Wednesday, November 30, 2011

A "Brownshirt Police Force" with Stethoscopes and Scalpels?

Here's a "Frequently Emailed theme" that my father has recently sent in the form of a video.

Essentially, this viral theme boils down to the accusation that, in the recent health care bills that have passed Congress, President Obama has somehow sneaked in provisions allowing him to have a domestic police force that will allow him to enforce the law as he sees fit.

Okay... considering that Congressional leaders actually wrote the law and sent it to the president for his signature, it seems a little unlikely that the President "secretly" did anything.  But if you want to look at my father's video, you can see it here on YouTube at

To the videographer's credit:  This is slightly less hysterical than most right-wing viral nonsense.  This vlogger acknowledges that the new health care bill doesn't actually create a new "civilian army".  He acknowledges that this is an expansion of an already existing agency - the United States Public Health Service.  And he acknowledges that this expansion is set aside for "reserve officers" that will serve in times of national emergency.

And after that... he goes into a long-winded fantasy about how these "reserve officers", under President Obama, will be used to enforce left-wing political orthodoxy.  With guns and police powers, if the need arises.

Well, let's get our facts straight here.  The United States Public Health Service was created in 1798, under our second president, John Adams.  Over 200 years ago.

And for over 200 years, no president has attempted to use this force for anything other than providing health care.  So there's no clear reason to believe that such an "expansion" of the Health Service's mission (published here) would start now.
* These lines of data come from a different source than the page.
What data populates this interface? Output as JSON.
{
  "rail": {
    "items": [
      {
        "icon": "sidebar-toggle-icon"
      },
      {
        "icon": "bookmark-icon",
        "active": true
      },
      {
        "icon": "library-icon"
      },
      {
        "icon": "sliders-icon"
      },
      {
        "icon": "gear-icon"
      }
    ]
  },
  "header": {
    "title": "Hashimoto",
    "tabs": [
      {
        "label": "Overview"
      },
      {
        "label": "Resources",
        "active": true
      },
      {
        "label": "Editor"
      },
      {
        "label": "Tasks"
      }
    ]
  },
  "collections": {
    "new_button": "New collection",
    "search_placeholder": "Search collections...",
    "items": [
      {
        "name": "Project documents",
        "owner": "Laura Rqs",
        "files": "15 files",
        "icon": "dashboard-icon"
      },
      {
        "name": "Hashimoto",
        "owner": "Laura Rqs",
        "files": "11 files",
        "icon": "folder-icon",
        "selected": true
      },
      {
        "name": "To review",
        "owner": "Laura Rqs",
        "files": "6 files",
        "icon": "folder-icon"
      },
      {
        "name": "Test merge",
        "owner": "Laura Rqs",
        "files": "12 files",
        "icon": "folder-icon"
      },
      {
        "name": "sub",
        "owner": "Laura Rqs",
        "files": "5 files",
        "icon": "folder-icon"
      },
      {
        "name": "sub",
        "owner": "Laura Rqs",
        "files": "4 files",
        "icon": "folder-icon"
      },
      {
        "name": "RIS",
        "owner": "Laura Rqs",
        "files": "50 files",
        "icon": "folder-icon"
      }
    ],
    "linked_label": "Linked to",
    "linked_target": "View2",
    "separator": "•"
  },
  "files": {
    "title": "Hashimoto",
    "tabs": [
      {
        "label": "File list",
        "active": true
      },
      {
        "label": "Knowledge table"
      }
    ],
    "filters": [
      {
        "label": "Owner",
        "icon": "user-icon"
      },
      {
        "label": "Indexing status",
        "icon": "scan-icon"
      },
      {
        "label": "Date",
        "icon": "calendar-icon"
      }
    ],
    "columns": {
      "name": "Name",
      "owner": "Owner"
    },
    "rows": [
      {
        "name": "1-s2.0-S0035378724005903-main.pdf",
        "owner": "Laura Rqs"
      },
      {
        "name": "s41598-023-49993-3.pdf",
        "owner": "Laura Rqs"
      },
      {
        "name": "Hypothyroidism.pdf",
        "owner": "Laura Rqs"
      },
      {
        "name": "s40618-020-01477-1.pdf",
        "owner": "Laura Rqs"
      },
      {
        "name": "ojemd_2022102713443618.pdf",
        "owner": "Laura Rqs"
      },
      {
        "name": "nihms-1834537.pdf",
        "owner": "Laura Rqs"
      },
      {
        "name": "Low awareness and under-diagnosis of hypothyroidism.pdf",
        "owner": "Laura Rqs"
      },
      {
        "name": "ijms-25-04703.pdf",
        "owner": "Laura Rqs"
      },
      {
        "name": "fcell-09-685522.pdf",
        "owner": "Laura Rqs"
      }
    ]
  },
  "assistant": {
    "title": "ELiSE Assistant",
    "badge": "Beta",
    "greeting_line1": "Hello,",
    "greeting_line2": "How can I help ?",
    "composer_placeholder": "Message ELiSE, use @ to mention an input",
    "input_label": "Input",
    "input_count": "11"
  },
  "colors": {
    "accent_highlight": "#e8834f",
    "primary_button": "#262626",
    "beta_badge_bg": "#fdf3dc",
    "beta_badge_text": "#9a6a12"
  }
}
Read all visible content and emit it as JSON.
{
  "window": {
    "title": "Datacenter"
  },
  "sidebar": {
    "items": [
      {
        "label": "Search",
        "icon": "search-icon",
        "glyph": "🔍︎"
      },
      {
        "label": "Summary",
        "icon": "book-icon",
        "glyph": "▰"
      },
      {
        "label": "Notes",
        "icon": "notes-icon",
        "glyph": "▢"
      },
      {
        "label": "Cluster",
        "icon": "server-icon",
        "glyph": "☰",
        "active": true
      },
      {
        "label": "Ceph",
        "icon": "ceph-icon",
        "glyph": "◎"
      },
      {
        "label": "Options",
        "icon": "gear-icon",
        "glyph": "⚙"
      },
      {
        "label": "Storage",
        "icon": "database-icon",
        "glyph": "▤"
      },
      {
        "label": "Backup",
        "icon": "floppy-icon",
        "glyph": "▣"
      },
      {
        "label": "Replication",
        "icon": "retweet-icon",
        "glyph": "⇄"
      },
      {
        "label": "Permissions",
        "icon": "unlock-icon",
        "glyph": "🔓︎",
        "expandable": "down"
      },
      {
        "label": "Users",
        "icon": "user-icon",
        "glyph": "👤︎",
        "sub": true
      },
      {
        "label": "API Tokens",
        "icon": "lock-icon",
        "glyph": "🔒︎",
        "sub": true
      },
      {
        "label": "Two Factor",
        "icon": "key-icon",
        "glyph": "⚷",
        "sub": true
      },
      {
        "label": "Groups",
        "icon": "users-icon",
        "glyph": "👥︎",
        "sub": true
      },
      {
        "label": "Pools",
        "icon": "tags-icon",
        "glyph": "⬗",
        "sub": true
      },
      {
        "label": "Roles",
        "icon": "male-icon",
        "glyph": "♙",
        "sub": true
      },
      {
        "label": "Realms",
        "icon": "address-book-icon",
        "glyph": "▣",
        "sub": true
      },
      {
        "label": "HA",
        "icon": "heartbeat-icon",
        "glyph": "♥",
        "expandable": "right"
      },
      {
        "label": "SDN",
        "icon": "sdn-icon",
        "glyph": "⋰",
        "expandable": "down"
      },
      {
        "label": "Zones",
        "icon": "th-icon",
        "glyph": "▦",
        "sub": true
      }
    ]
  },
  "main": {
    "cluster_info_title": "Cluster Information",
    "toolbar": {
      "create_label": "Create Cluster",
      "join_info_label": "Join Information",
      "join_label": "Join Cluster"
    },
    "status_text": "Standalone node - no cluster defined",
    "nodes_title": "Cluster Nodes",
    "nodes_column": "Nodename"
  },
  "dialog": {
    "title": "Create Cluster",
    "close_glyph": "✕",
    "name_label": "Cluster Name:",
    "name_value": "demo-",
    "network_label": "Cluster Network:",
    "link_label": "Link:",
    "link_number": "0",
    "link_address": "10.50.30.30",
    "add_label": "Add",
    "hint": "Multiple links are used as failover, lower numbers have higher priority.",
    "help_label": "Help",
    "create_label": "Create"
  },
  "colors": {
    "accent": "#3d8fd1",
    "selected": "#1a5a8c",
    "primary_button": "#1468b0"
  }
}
They only recruit health care professionals, veterinarians, engineers capable of working on public health projects, and information technology specialists.  Making this service very poorly suited for the recruitment of "political police" officers.  And much less suitable for the task than any current military service, intelligence agency, or law enforcement agency.

And the idea that people would want to create a "reserve force" for "national emergencies" seems very reasonable - considering that part of their mission is to "Provide urgently needed public health and clinical expertise in response to large-scale local, regional, and national public health emergencies and disasters".  As they've recently done in recent hurricanes, earthquakes, and other man-made disasters.

So, overall, a request for a "reserve force" for such emergencies sounds very reasonable.

Okay, I suppose a skeptical reader might ask, "How do we know that the Public Health Service might be transformed into a civilian police force some time in the future?"

Okay, I suppose that the leader of this service is called the "Surgeon General", just like the Post Office used the title "Postmaster General" a few years back.  But, in order to be a police force, this service will either need to:

  • Start hiring police, intelligence, and/or military officers.
  • Start training it's cadre of physicians, nurses, scientists, and health care statisticians in law enforcement.
None of these things can happen invisibly.  People need to be hired.  Training manuals need to be written.  Training centers need to be established.

If anyone finds any evidence that any of these things are happening - I'll admit I was wrong.

Until then... there's no reason to call this "conspiracy theory" anything other than baseless hysteria.